Sections of the trade unions are also preparing to change course. Union official Josef Muchitsch told the Standard, “If we want more options in the future then this resolution is no longer up-to-date.” Since cooperation with the FPÖ works well at a district level, Muchitsch asked, “Why shouldn’t it also be possible at other levels?”
SPÖ speaker on constitutional affairs, Peter Wittmann, has even detected “a change taking place” within the FPÖ. In fact, the type of change became clear in recent weeks when the FPÖ transformed its election campaign in Graz into an anti-Islamic witch-hunt. Since splitting with the Alliance for the Future of Austria (BZÖ), which was formed by a more “moderate” wing of former FPÖ members, the Freedom Party has been even more dominated by ultra right-wing extremists and openly fascistic elements.
For its part, the FPÖ has also made clear it is ready to cooperate with the Social Democrats. The division of labour between the two parties is quite clear. A government alliance consisting of the SPÖ and FPÖ would seek to steer increasing social discontent into reactionary nationalist and racist channels, with the Social Democrats channelling social protest with the help of the trade unions.

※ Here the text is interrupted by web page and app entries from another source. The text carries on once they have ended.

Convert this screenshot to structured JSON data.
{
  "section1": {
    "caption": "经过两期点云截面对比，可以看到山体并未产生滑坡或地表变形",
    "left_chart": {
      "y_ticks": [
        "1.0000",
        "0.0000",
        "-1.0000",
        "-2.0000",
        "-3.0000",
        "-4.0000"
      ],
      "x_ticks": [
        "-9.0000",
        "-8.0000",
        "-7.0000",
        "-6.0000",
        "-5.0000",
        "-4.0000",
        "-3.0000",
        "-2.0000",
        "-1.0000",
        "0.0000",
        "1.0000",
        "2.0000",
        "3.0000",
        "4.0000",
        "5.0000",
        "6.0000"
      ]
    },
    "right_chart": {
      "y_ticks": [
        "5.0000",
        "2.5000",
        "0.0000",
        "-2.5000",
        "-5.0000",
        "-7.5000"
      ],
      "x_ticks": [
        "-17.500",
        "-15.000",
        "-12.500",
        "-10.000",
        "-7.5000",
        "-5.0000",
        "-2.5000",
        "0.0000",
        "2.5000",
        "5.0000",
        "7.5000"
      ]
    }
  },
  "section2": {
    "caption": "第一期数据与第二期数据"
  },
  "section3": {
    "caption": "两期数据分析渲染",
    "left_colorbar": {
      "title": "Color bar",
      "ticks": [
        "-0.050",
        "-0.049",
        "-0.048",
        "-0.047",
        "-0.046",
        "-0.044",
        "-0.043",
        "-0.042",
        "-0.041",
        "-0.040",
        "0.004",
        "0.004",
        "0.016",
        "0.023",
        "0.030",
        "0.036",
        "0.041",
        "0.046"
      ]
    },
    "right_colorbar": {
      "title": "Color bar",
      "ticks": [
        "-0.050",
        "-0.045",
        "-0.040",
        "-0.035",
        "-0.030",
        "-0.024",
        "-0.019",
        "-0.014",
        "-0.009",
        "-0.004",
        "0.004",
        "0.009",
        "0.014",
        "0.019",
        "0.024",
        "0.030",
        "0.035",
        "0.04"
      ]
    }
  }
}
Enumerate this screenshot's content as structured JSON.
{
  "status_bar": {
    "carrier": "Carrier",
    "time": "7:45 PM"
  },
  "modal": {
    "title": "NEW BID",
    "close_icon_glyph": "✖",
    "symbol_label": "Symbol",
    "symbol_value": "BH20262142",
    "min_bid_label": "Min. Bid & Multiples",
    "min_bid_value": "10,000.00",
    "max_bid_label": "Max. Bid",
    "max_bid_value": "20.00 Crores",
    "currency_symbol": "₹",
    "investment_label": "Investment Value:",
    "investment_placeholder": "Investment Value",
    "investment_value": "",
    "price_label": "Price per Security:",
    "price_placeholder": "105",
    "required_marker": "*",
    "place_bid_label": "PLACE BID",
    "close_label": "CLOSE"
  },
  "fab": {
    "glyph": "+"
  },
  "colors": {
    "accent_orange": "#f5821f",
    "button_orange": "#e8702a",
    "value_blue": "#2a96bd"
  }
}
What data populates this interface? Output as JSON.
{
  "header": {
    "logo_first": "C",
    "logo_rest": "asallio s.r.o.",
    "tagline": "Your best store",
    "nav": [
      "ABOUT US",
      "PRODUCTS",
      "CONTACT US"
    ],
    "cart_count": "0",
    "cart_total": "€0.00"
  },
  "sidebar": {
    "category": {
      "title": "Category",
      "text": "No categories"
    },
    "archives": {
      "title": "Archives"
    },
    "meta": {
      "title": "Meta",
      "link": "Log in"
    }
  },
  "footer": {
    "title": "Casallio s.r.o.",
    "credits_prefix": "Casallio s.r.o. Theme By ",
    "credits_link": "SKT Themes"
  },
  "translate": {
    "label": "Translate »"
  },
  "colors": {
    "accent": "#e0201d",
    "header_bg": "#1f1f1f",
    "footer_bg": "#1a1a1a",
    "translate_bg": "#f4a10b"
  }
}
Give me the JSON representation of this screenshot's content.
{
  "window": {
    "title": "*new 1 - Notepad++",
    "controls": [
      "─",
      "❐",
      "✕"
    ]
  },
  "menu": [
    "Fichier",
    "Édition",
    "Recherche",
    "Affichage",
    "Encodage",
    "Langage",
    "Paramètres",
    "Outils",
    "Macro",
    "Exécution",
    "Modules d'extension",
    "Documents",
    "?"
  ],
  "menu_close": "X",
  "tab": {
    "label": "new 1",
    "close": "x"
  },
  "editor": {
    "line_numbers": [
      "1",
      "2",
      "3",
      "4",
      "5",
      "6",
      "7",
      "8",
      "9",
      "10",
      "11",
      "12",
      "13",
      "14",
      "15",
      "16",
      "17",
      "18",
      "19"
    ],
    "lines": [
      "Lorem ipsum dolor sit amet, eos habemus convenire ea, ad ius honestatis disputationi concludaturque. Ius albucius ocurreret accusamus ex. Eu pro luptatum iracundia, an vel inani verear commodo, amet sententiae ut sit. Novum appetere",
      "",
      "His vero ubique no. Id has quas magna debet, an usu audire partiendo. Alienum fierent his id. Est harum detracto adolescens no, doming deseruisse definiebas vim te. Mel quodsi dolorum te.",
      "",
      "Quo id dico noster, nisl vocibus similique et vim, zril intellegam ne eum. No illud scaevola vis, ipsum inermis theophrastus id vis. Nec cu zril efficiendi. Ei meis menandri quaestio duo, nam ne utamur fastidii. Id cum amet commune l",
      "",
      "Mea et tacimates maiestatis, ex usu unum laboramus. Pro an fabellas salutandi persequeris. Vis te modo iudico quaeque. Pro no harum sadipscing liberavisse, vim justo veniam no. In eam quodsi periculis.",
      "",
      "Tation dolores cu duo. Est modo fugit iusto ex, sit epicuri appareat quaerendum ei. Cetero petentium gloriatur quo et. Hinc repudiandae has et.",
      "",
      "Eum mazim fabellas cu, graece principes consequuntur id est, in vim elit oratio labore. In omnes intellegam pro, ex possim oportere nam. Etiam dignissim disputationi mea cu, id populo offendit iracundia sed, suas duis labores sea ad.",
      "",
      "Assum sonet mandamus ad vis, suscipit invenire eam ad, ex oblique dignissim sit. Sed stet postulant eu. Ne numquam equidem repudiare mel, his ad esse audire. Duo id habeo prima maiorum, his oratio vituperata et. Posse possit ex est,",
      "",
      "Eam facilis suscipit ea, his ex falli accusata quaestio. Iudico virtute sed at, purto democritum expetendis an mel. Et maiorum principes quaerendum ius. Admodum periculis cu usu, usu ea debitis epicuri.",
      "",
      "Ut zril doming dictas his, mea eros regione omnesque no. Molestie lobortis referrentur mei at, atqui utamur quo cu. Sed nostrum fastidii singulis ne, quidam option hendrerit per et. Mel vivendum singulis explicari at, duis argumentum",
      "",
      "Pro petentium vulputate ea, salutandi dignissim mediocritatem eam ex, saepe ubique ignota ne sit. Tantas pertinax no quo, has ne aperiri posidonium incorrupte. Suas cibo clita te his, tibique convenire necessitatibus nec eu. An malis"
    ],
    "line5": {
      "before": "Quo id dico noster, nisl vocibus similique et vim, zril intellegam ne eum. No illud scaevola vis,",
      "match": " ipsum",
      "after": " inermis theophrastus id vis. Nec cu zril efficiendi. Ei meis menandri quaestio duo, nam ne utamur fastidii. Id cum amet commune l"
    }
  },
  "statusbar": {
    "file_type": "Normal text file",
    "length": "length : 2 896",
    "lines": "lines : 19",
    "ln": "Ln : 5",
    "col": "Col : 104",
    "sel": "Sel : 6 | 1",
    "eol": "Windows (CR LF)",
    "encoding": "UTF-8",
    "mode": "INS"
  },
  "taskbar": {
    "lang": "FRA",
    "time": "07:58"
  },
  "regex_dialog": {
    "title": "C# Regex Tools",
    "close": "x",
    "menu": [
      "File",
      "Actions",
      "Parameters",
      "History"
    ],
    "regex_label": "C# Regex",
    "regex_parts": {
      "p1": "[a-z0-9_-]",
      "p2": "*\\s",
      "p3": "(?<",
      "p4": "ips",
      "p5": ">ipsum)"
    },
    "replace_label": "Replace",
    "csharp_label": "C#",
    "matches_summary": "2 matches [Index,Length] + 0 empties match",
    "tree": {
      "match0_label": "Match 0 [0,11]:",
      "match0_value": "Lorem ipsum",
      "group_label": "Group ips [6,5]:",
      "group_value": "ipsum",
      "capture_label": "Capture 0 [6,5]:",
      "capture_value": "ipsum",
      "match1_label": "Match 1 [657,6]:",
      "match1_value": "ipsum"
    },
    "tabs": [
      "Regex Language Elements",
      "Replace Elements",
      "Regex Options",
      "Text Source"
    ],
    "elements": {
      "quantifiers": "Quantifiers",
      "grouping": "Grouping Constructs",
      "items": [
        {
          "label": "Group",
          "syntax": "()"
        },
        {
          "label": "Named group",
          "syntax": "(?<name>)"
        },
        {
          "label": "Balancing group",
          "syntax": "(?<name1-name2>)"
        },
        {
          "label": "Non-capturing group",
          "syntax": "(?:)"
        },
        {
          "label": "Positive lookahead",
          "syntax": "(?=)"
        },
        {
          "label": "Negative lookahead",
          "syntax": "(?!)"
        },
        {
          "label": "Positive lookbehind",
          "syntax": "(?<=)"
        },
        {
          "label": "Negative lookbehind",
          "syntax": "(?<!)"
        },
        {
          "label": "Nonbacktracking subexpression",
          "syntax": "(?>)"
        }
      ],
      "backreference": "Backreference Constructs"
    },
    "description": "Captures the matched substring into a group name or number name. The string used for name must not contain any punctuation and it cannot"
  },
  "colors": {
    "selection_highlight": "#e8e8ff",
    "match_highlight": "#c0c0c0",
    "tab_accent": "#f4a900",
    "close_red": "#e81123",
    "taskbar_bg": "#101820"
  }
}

In 1999 the SPÖ denounced the ÖVP for forming a coalition with the former party of Jörg Haidar. Now, just a few years later, they are ready to increase the influence of the extreme right and strengthen the most reactionary forces. There could be no clearer indication of the degree of decline and rottenness of this party.